---- Extracted material

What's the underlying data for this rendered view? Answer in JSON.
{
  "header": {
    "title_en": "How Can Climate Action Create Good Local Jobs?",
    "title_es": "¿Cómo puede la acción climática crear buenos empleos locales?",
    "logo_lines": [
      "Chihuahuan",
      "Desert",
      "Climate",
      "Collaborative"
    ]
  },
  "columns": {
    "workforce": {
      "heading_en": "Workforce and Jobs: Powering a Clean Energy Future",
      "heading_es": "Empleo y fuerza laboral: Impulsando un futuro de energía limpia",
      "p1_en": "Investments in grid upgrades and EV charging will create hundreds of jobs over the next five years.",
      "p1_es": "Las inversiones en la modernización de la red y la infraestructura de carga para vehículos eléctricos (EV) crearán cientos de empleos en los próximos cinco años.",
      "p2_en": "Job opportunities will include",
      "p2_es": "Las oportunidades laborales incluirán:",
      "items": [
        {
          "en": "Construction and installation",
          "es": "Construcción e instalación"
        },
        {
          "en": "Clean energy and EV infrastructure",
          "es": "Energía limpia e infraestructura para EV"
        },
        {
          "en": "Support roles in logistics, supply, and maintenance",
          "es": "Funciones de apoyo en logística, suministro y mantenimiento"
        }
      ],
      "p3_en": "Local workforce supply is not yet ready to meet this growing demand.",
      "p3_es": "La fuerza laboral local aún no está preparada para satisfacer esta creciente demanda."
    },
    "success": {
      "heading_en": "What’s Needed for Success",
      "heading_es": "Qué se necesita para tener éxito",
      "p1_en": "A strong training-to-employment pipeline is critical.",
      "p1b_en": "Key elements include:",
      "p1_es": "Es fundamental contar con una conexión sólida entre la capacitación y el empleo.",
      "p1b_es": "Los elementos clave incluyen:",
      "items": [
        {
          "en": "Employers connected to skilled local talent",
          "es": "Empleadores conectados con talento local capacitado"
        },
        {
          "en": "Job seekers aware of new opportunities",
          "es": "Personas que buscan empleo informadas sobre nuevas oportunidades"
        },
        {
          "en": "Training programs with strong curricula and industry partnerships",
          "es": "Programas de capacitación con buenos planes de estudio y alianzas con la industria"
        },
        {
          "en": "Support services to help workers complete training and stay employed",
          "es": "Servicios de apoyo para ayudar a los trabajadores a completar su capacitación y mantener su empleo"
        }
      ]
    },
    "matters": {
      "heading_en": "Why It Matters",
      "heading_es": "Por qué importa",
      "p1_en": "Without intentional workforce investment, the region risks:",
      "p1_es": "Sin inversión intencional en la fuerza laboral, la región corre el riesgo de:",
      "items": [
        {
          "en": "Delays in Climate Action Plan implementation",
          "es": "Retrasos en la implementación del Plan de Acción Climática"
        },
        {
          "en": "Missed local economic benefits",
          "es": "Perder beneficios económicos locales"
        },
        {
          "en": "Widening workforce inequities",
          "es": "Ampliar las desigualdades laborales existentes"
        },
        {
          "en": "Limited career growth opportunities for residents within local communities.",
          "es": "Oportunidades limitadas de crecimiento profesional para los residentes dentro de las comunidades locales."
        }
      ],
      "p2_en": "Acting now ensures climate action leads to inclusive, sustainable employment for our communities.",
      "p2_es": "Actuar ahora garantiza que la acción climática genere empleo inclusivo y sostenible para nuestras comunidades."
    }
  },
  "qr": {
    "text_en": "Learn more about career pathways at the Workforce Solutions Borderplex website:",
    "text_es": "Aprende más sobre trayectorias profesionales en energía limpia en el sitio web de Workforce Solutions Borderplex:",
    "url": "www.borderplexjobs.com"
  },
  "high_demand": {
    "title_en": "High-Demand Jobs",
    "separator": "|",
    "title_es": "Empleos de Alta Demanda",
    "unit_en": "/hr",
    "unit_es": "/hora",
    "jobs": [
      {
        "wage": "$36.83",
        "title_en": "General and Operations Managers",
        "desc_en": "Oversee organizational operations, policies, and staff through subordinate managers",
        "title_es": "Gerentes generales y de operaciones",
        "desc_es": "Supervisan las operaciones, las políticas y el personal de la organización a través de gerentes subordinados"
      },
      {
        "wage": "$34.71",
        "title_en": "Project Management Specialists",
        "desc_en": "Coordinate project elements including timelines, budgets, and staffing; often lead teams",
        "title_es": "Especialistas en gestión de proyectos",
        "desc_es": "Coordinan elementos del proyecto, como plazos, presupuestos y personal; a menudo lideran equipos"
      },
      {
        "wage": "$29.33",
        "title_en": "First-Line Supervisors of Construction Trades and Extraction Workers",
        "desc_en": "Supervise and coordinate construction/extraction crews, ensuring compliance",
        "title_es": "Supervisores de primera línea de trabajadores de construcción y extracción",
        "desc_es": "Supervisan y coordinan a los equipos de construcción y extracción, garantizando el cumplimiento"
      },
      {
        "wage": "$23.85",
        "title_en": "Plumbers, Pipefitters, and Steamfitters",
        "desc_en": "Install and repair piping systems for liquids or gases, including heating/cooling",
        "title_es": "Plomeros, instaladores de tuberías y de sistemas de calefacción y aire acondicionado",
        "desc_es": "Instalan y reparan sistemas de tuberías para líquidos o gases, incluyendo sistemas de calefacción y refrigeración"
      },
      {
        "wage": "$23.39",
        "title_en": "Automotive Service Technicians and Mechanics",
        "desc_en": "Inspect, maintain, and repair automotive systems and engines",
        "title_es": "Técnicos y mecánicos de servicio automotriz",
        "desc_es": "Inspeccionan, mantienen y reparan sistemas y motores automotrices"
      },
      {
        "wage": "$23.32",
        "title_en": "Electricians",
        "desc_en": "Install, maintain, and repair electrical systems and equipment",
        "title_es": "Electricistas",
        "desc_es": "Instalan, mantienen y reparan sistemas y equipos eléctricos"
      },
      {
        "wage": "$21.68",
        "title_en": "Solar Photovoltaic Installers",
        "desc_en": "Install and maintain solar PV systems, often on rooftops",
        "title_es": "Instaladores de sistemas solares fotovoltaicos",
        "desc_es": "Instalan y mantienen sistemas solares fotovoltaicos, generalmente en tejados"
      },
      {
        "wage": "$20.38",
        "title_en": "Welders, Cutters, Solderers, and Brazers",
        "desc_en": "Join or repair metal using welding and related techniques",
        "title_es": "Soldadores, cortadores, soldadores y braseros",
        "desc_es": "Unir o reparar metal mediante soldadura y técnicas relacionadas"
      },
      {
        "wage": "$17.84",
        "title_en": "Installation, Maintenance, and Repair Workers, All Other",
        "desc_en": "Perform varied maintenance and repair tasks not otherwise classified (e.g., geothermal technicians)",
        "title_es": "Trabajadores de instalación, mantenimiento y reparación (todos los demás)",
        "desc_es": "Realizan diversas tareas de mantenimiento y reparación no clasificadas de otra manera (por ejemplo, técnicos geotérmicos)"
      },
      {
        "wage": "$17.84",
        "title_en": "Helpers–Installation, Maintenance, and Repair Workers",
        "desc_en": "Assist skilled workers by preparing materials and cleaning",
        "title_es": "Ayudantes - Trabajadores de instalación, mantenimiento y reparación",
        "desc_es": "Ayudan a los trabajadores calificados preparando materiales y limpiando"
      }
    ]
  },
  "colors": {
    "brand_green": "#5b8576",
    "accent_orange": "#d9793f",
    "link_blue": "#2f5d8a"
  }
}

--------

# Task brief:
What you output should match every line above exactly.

# Written solution:
What's the underlying data for this rendered view? Answer in JSON.
{
  "header": {
    "title_en": "How Can Climate Action Create Good Local Jobs?",
    "title_es": "¿Cómo puede la acción climática crear buenos empleos locales?",
    "logo_lines": [
      "Chihuahuan",
      "Desert",
      "Climate",
      "Collaborative"
    ]
  },
  "columns": {
    "workforce": {
      "heading_en": "Workforce and Jobs: Powering a Clean Energy Future",
      "heading_es": "Empleo y fuerza laboral: Impulsando un futuro de energía limpia",
      "p1_en": "Investments in grid upgrades and EV charging will create hundreds of jobs over the next five years.",
      "p1_es": "Las inversiones en la modernización de la red y la infraestructura de carga para vehículos eléctricos (EV) crearán cientos de empleos en los próximos cinco años.",
      "p2_en": "Job opportunities will include",
      "p2_es": "Las oportunidades laborales incluirán:",
      "items": [
        {
          "en": "Construction and installation",
          "es": "Construcción e instalación"
        },
        {
          "en": "Clean energy and EV infrastructure",
          "es": "Energía limpia e infraestructura para EV"
        },
        {
          "en": "Support roles in logistics, supply, and maintenance",
          "es": "Funciones de apoyo en logística, suministro y mantenimiento"
        }
      ],
      "p3_en": "Local workforce supply is not yet ready to meet this growing demand.",
      "p3_es": "La fuerza laboral local aún no está preparada para satisfacer esta creciente demanda."
    },
    "success": {
      "heading_en": "What’s Needed for Success",
      "heading_es": "Qué se necesita para tener éxito",
      "p1_en": "A strong training-to-employment pipeline is critical.",
      "p1b_en": "Key elements include:",
      "p1_es": "Es fundamental contar con una conexión sólida entre la capacitación y el empleo.",
      "p1b_es": "Los elementos clave incluyen:",
      "items": [
        {
          "en": "Employers connected to skilled local talent",
          "es": "Empleadores conectados con talento local capacitado"
        },
        {
          "en": "Job seekers aware of new opportunities",
          "es": "Personas que buscan empleo informadas sobre nuevas oportunidades"
        },
        {
          "en": "Training programs with strong curricula and industry partnerships",
          "es": "Programas de capacitación con buenos planes de estudio y alianzas con la industria"
        },
        {
          "en": "Support services to help workers complete training and stay employed",
          "es": "Servicios de apoyo para ayudar a los trabajadores a completar su capacitación y mantener su empleo"
        }
      ]
    },
    "matters": {
      "heading_en": "Why It Matters",
      "heading_es": "Por qué importa",
      "p1_en": "Without intentional workforce investment, the region risks:",
      "p1_es": "Sin inversión intencional en la fuerza laboral, la región corre el riesgo de:",
      "items": [
        {
          "en": "Delays in Climate Action Plan implementation",
          "es": "Retrasos en la implementación del Plan de Acción Climática"
        },
        {
          "en": "Missed local economic benefits",
          "es": "Perder beneficios económicos locales"
        },
        {
          "en": "Widening workforce inequities",
          "es": "Ampliar las desigualdades laborales existentes"
        },
        {
          "en": "Limited career growth opportunities for residents within local communities.",
          "es": "Oportunidades limitadas de crecimiento profesional para los residentes dentro de las comunidades locales."
        }
      ],
      "p2_en": "Acting now ensures climate action leads to inclusive, sustainable employment for our communities.",
      "p2_es": "Actuar ahora garantiza que la acción climática genere empleo inclusivo y sostenible para nuestras comunidades."
    }
  },
  "qr": {
    "text_en": "Learn more about career pathways at the Workforce Solutions Borderplex website:",
    "text_es": "Aprende más sobre trayectorias profesionales en energía limpia en el sitio web de Workforce Solutions Borderplex:",
    "url": "www.borderplexjobs.com"
  },
  "high_demand": {
    "title_en": "High-Demand Jobs",
    "separator": "|",
    "title_es": "Empleos de Alta Demanda",
    "unit_en": "/hr",
    "unit_es": "/hora",
    "jobs": [
      {
        "wage": "$36.83",
        "title_en": "General and Operations Managers",
        "desc_en": "Oversee organizational operations, policies, and staff through subordinate managers",
        "title_es": "Gerentes generales y de operaciones",
        "desc_es": "Supervisan las operaciones, las políticas y el personal de la organización a través de gerentes subordinados"
      },
      {
        "wage": "$34.71",
        "title_en": "Project Management Specialists",
        "desc_en": "Coordinate project elements including timelines, budgets, and staffing; often lead teams",
        "title_es": "Especialistas en gestión de proyectos",
        "desc_es": "Coordinan elementos del proyecto, como plazos, presupuestos y personal; a menudo lideran equipos"
      },
      {
        "wage": "$29.33",
        "title_en": "First-Line Supervisors of Construction Trades and Extraction Workers",
        "desc_en": "Supervise and coordinate construction/extraction crews, ensuring compliance",
        "title_es": "Supervisores de primera línea de trabajadores de construcción y extracción",
        "desc_es": "Supervisan y coordinan a los equipos de construcción y extracción, garantizando el cumplimiento"
      },
      {
        "wage": "$23.85",
        "title_en": "Plumbers, Pipefitters, and Steamfitters",
        "desc_en": "Install and repair piping systems for liquids or gases, including heating/cooling",
        "title_es": "Plomeros, instaladores de tuberías y de sistemas de calefacción y aire acondicionado",
        "desc_es": "Instalan y reparan sistemas de tuberías para líquidos o gases, incluyendo sistemas de calefacción y refrigeración"
      },
      {
        "wage": "$23.39",
        "title_en": "Automotive Service Technicians and Mechanics",
        "desc_en": "Inspect, maintain, and repair automotive systems and engines",
        "title_es": "Técnicos y mecánicos de servicio automotriz",
        "desc_es": "Inspeccionan, mantienen y reparan sistemas y motores automotrices"
      },
      {
        "wage": "$23.32",
        "title_en": "Electricians",
        "desc_en": "Install, maintain, and repair electrical systems and equipment",
        "title_es": "Electricistas",
        "desc_es": "Instalan, mantienen y reparan sistemas y equipos eléctricos"
      },
      {
        "wage": "$21.68",
        "title_en": "Solar Photovoltaic Installers",
        "desc_en": "Install and maintain solar PV systems, often on rooftops",
        "title_es": "Instaladores de sistemas solares fotovoltaicos",
        "desc_es": "Instalan y mantienen sistemas solares fotovoltaicos, generalmente en tejados"
      },
      {
        "wage": "$20.38",
        "title_en": "Welders, Cutters, Solderers, and Brazers",
        "desc_en": "Join or repair metal using welding and related techniques",
        "title_es": "Soldadores, cortadores, soldadores y braseros",
        "desc_es": "Unir o reparar metal mediante soldadura y técnicas relacionadas"
      },
      {
        "wage": "$17.84",
        "title_en": "Installation, Maintenance, and Repair Workers, All Other",
        "desc_en": "Perform varied maintenance and repair tasks not otherwise classified (e.g., geothermal technicians)",
        "title_es": "Trabajadores de instalación, mantenimiento y reparación (todos los demás)",
        "desc_es": "Realizan diversas tareas de mantenimiento y reparación no clasificadas de otra manera (por ejemplo, técnicos geotérmicos)"
      },
      {
        "wage": "$17.84",
        "title_en": "Helpers–Installation, Maintenance, and Repair Workers",
        "desc_en": "Assist skilled workers by preparing materials and cleaning",
        "title_es": "Ayudantes - Trabajadores de instalación, mantenimiento y reparación",
        "desc_es": "Ayudan a los trabajadores calificados preparando materiales y limpiando"
      }
    ]
  },
  "colors": {
    "brand_green": "#5b8576",
    "accent_orange": "#d9793f",
    "link_blue": "#2f5d8a"
  }
}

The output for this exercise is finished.